Clements: We need to create the image that working on this big, powerful equipment is sexy and not just a job that’s going to grind on. Dealers need to advertise the kind of money they can make. Shop guys are making $70,000 and $80,000 a year, and they’ll be working on some of the most state-of-the-art, cutting-edge machinery.
To minimize turnover, we suggest dealers have a contract with the technician that prorates the cost of the training over 24 months. If they leave in the first 6 months, they owe back all that training money, including their salary and everything. Then at 24 months, it’s free. The good dealers have a good environment to work in, they train, and they price themselves right to be able to take care of the techs. Rather than complain that they trained them up and they leave. It sounds like you’re driving toward that.
Lieberman: The dealership that are doing better on absorption, they’ve used the terminology of “My service techs are my rock stars.”

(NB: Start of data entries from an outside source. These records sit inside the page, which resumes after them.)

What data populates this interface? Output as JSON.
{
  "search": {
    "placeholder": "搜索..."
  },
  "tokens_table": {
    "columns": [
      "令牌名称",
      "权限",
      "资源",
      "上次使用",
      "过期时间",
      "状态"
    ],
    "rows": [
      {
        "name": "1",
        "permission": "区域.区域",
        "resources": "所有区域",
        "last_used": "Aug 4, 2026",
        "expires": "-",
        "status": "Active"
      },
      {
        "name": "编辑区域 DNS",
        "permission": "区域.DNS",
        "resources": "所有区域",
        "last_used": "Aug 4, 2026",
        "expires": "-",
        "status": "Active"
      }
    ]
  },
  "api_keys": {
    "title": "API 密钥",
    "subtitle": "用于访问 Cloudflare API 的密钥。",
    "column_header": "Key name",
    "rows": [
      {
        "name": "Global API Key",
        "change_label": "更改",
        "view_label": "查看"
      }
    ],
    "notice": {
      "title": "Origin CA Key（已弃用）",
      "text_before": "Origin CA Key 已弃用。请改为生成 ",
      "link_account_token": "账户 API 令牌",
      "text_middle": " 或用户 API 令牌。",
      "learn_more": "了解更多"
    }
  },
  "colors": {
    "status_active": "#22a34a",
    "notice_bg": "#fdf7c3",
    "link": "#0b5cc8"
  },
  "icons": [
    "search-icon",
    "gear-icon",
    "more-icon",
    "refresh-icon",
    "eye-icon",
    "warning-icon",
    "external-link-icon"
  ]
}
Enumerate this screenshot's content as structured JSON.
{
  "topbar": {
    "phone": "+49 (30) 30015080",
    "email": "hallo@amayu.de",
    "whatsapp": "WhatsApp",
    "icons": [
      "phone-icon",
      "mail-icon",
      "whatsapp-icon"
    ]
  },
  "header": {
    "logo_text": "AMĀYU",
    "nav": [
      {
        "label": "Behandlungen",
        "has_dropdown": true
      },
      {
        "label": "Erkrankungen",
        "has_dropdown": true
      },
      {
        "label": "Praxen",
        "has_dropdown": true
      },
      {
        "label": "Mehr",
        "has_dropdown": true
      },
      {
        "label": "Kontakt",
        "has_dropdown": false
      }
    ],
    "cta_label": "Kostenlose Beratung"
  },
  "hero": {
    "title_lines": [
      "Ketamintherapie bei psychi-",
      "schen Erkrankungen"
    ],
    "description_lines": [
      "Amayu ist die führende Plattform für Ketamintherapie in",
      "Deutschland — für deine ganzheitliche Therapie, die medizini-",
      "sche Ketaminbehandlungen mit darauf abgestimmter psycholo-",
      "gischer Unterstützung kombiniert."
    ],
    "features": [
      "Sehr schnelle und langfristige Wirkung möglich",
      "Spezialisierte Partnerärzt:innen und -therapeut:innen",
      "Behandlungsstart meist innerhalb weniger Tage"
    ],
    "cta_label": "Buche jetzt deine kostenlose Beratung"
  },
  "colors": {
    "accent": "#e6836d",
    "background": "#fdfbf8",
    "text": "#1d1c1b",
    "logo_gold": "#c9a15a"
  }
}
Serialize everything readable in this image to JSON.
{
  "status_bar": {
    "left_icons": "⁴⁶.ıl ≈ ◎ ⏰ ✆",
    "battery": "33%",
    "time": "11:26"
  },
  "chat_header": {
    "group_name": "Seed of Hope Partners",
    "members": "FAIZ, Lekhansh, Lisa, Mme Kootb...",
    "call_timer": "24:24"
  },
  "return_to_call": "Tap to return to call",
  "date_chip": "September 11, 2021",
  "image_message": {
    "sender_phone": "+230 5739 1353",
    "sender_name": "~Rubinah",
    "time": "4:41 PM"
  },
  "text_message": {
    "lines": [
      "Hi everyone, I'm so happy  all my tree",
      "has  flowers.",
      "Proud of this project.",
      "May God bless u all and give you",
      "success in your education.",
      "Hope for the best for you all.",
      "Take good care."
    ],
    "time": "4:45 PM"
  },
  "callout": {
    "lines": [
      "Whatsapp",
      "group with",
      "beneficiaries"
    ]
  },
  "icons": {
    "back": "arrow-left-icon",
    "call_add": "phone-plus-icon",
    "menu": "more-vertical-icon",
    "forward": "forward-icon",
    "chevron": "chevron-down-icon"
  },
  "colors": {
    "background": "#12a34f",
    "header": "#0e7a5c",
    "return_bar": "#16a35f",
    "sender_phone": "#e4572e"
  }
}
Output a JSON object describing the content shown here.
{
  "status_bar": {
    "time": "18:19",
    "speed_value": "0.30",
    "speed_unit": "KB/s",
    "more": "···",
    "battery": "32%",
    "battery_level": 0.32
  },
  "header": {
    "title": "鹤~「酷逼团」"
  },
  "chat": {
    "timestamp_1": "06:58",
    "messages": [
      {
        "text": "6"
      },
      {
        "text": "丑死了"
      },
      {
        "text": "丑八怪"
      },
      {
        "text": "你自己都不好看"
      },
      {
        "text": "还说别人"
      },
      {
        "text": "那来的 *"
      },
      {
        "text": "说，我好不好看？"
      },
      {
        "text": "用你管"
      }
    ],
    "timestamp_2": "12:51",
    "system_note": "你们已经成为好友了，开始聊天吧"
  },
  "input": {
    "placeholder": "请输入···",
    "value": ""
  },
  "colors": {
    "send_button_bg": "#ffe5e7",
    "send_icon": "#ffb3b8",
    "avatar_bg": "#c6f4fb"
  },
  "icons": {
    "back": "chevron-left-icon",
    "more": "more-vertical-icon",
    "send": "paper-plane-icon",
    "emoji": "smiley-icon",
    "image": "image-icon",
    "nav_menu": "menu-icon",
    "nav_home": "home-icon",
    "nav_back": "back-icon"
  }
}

Clements: We talked about the product development, the field training, and how there’s no way a dealer can keep up with knowing it on its own ...
Lieberman: As a manufacturer, I’d be candid in saying we are struggling on how we reach dealers. The preference is to do face-to-face meetings. Unless you hire a person to be in the dealership every day, it’s tough to be able to get that reach. Everyone’s got the same constraint — time. When you start to take people’s time, it’s going to be an issue. So, anything we can do to preserve time, as a manufacturer and through the dealer and onto the customer, is a collective win.
“I tell dealers that customers come to them because of the brand. If they choose not to buy from you, it’s because of you…”
– Bob Clements
We push information to our field teams first, to the dealers next, and then finally to the end user customer. We’re conscientious about it. We know that if a customer shows up and knows more about that product than the sales guy on the lot, it’s a very negative experience for that customer and that dealership. That’s the last thing we want.
Clements: We work with dealers that represent every manufacturer and it’s a common theme with every color; how do we get this information because we know darn well it’s out there. The information keeps changing and that’s the reality. Dealers aren’t complaining because it’s changing, instead, they want to know “How do we keep up?” Dealers don’t have the margins just to be average anymore. From their perspective, dealers may feel like they’re being neglected. How do I, as a dealer, understand?
Lieberman: We’ve been talking about the shopping habits here and how our own shopping habits changed. And why do we think our customers would be any different? Depending on the generation that you’re speaking to, if they’re going to buy something, they’re going to start their purchasing decision online. They’re going to be scrolling through reviews, looking at videos and reading feedback. Very few people are showing up on the dealer’s lot without doing some level of research and in most cases, probably on the product and the dealer itself.
Clements: If I were a dealer, how could I better manage the selling process? It is about service. Whether you are on the dealer side or the manufacturing side, we all understand that we just want a happy, satisfied customer that’s going to come back and buy again. Dealers are starting to understand that a lost sale isn’t because of the equipment brand. I tell dealers that customers come to them because of the brand. If they choose not to buy from you, it’s because of you. We have to find where that disconnect is with that customer. Something happened between, “I’m excited to come into a New Holland dealership,” and “I walked away and bought somebody else’s product.”